Let's first calculate it for a bullet shot from a "slugthrower" gun. Bullets and their "muzzle velocities" vary widely, so I'll use some figures that I found for deer hunting. I'll depend on some hunting enthusiast to set me straight if need be.
Hunter Mass: 200 lbs = 90 kg
Gun Mass: 9 lbs = 4 kg
Bullet Mass: 150 grains = 10 grams
Velocity: 3000 fps = 900 m/s
Momentum: 9 kg*m/s
Gun recoil velocity: 2 m/s
Hunter recoil velocity: 0.1 m/s
I'm ignoring the combustion gases from the bullet cartridge's explosive powder, but that likely has a comparable effect.
(momentum) = (total mass-energy) * (velocity)
(total mass-energy) = (rest mass) + (kinetic energy)/c2,
Yes, Einstein's famous formula E = m2
This rifle bullet's kinetic energy increases its total mass-energy by about 5*10-12
Now let's calculate for a laser. I'll use the kinetic energy of that bullet as a reference; it is about 4000 joules. The momentum of that energy of light is very small, because light travels very fast: 1.4*10[sup]-5/[sup] kg*m/s.
This is about 1.5*10-6 times that bullet's momentum, so one will not feel any kick from a laser pulse with that energy.
The next question to ask is whether that will be enough to do any significant damage. A laser will have to vaporize some material in its target, and the departure of the evaporated material will kick back.
That energy is enough to vaporize about 1.8 grams of water, 0.37 grams of aluminum, or 0.64 grams of iron. The vaporized material would have a perpendicular velocity of about 500 m/s, giving 1, 0.2, and 0.3 kg*m/s momentum for each material -- much less than the momentum of that bullet.
So one will likely need energies of about 200 kilojoules to produce a vaporization kick comparable to that bullet's momentum.

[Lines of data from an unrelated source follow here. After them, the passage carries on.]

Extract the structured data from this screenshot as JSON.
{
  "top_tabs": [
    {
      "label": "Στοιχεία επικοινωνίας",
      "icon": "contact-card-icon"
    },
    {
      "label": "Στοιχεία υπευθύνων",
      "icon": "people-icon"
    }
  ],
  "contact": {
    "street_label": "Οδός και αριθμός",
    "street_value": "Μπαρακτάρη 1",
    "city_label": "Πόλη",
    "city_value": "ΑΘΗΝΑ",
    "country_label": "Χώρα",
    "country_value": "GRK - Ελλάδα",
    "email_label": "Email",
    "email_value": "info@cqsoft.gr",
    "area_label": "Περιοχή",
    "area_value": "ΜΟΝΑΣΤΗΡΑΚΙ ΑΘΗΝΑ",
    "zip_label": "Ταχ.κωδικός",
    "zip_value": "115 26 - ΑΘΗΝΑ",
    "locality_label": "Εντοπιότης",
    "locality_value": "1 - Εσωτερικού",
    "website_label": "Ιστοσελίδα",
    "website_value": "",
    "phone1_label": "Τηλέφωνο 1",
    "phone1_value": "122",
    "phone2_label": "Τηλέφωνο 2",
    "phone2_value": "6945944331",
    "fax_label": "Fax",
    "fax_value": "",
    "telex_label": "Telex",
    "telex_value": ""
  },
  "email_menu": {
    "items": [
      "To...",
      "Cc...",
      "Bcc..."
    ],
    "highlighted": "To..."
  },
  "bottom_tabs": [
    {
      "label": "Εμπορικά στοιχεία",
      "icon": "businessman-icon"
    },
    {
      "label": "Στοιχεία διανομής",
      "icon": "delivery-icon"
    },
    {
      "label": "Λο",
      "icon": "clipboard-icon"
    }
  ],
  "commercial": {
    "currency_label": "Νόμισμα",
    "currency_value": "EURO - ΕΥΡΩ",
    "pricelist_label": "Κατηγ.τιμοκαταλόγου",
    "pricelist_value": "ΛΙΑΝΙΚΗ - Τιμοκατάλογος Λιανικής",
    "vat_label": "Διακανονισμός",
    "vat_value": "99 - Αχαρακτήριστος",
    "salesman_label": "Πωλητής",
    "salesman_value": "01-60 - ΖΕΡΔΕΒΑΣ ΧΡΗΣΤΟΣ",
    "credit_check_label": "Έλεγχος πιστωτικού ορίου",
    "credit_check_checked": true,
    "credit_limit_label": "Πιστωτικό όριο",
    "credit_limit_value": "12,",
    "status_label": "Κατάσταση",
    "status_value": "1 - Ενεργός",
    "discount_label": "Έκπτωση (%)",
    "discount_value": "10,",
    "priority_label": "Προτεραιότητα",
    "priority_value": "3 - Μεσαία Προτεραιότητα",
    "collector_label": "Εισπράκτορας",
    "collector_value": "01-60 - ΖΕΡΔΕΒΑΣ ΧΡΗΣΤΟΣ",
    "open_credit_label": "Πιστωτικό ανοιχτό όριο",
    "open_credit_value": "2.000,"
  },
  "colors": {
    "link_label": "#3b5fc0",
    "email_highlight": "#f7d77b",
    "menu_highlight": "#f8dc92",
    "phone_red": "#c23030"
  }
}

But even that will produce less than about 10-4 of the bullet's recoil momentum at the laser itself.